In the closing arguments Tuesday in a motion on Pfc. Bradley Manning's pretrial detention conditions, Manning's attorney said his client was kept like "a zoo animal."
"The conditions that Manning was under, they can only equate to death row detainees," said the soldier's attorney, David Coombs. "If the Quantico brig could have put him in a straitjacket in a padded room and not had anybody complain, they would have." Manning's defense is claiming that the accused whistle-blower was subjected to unlawful pre-trial punishment, and are calling for all charges against the soldier to be dismissed as a result.
Coombs claimed that there was an institutional resistance in Quantico to listening to psychiatrists' advice about Manning. The Fort Meade court has heard testimony over the last two weeks from Manning himself alongside a host of Quantico staff about the nature of his detention. Much of Coombs' argument has rested on testimony from psychiatrists who advised that Manning did not need to be kept under Prevention of Injury status, which entailed a harsh regime of regular checks by brig guards.

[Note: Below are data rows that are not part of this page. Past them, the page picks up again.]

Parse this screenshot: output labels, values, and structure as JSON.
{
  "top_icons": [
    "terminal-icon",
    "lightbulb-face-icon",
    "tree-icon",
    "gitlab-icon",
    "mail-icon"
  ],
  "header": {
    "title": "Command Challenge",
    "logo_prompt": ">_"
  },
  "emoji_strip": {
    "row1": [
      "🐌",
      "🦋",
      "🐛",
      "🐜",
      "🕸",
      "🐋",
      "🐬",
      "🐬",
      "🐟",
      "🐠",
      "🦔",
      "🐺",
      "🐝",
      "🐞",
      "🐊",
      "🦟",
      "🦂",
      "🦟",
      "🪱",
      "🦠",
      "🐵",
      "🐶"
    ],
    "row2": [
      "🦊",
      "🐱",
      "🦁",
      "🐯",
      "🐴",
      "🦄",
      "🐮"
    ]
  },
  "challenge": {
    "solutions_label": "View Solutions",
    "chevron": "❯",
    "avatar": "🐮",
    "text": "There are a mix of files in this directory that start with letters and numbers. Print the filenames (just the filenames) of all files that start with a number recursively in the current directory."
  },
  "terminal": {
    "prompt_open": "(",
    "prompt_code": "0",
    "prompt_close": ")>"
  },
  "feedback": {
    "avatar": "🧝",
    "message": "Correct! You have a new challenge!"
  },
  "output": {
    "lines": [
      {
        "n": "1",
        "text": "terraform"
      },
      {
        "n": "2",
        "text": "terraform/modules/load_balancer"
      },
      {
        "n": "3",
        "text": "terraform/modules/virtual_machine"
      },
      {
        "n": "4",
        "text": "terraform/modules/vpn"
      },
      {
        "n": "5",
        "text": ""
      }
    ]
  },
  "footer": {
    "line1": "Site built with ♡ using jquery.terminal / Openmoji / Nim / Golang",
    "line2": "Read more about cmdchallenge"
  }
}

Military judge Col. Denise Lind did not immediately rule on the motion, but a decision could come in the next several weeks. Manning's case is not expected to go to full court-martial trial until March next year, but Lind's court will convene again on Jan. 8, when the judge will consider further pretrial motions, including the government's request to exclude Manning's motives from the findings portion of the trial.